| INSTRUCTIONS FOR THE TASK |
Each entry is to be output as written, so that none is missing.

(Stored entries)
○ ○ ○ ○

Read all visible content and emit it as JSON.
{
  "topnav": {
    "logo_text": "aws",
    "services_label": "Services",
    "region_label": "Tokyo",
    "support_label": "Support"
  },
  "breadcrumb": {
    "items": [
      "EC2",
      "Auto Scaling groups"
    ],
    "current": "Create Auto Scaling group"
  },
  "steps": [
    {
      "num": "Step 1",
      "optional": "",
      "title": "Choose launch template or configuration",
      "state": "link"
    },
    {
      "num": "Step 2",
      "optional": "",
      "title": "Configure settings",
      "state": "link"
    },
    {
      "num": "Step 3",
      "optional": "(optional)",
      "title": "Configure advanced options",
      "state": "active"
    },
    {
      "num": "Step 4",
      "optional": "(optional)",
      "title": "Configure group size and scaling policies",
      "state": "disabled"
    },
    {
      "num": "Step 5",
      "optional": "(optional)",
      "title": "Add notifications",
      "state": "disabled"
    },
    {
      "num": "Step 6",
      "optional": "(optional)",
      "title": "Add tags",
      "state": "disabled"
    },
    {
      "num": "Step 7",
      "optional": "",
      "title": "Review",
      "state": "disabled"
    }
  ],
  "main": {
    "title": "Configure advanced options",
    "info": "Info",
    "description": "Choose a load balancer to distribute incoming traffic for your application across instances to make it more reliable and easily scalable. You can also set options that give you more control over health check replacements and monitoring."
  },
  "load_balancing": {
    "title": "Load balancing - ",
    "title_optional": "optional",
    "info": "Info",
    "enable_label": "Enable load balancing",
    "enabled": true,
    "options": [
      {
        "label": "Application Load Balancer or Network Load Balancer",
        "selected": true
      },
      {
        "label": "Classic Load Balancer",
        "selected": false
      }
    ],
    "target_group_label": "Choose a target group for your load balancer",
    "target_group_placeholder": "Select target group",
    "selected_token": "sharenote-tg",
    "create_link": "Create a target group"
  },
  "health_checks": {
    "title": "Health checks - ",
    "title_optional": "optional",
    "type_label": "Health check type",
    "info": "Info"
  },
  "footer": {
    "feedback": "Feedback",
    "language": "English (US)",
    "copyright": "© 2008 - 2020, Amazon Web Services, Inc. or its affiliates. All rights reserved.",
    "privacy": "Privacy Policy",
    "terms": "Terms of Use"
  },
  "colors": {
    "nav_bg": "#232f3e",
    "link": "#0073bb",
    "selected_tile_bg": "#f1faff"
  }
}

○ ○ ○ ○

| REPLY TO THE EXERCISE |
Read all visible content and emit it as JSON.
{
  "topnav": {
    "logo_text": "aws",
    "services_label": "Services",
    "region_label": "Tokyo",
    "support_label": "Support"
  },
  "breadcrumb": {
    "items": [
      "EC2",
      "Auto Scaling groups"
    ],
    "current": "Create Auto Scaling group"
  },
  "steps": [
    {
      "num": "Step 1",
      "optional": "",
      "title": "Choose launch template or configuration",
      "state": "link"
    },
    {
      "num": "Step 2",
      "optional": "",
      "title": "Configure settings",
      "state": "link"
    },
    {
      "num": "Step 3",
      "optional": "(optional)",
      "title": "Configure advanced options",
      "state": "active"
    },
    {
      "num": "Step 4",
      "optional": "(optional)",
      "title": "Configure group size and scaling policies",
      "state": "disabled"
    },
    {
      "num": "Step 5",
      "optional": "(optional)",
      "title": "Add notifications",
      "state": "disabled"
    },
    {
      "num": "Step 6",
      "optional": "(optional)",
      "title": "Add tags",
      "state": "disabled"
    },
    {
      "num": "Step 7",
      "optional": "",
      "title": "Review",
      "state": "disabled"
    }
  ],
  "main": {
    "title": "Configure advanced options",
    "info": "Info",
    "description": "Choose a load balancer to distribute incoming traffic for your application across instances to make it more reliable and easily scalable. You can also set options that give you more control over health check replacements and monitoring."
  },
  "load_balancing": {
    "title": "Load balancing - ",
    "title_optional": "optional",
    "info": "Info",
    "enable_label": "Enable load balancing",
    "enabled": true,
    "options": [
      {
        "label": "Application Load Balancer or Network Load Balancer",
        "selected": true
      },
      {
        "label": "Classic Load Balancer",
        "selected": false
      }
    ],
    "target_group_label": "Choose a target group for your load balancer",
    "target_group_placeholder": "Select target group",
    "selected_token": "sharenote-tg",
    "create_link": "Create a target group"
  },
  "health_checks": {
    "title": "Health checks - ",
    "title_optional": "optional",
    "type_label": "Health check type",
    "info": "Info"
  },
  "footer": {
    "feedback": "Feedback",
    "language": "English (US)",
    "copyright": "© 2008 - 2020, Amazon Web Services, Inc. or its affiliates. All rights reserved.",
    "privacy": "Privacy Policy",
    "terms": "Terms of Use"
  },
  "colors": {
    "nav_bg": "#232f3e",
    "link": "#0073bb",
    "selected_tile_bg": "#f1faff"
  }
}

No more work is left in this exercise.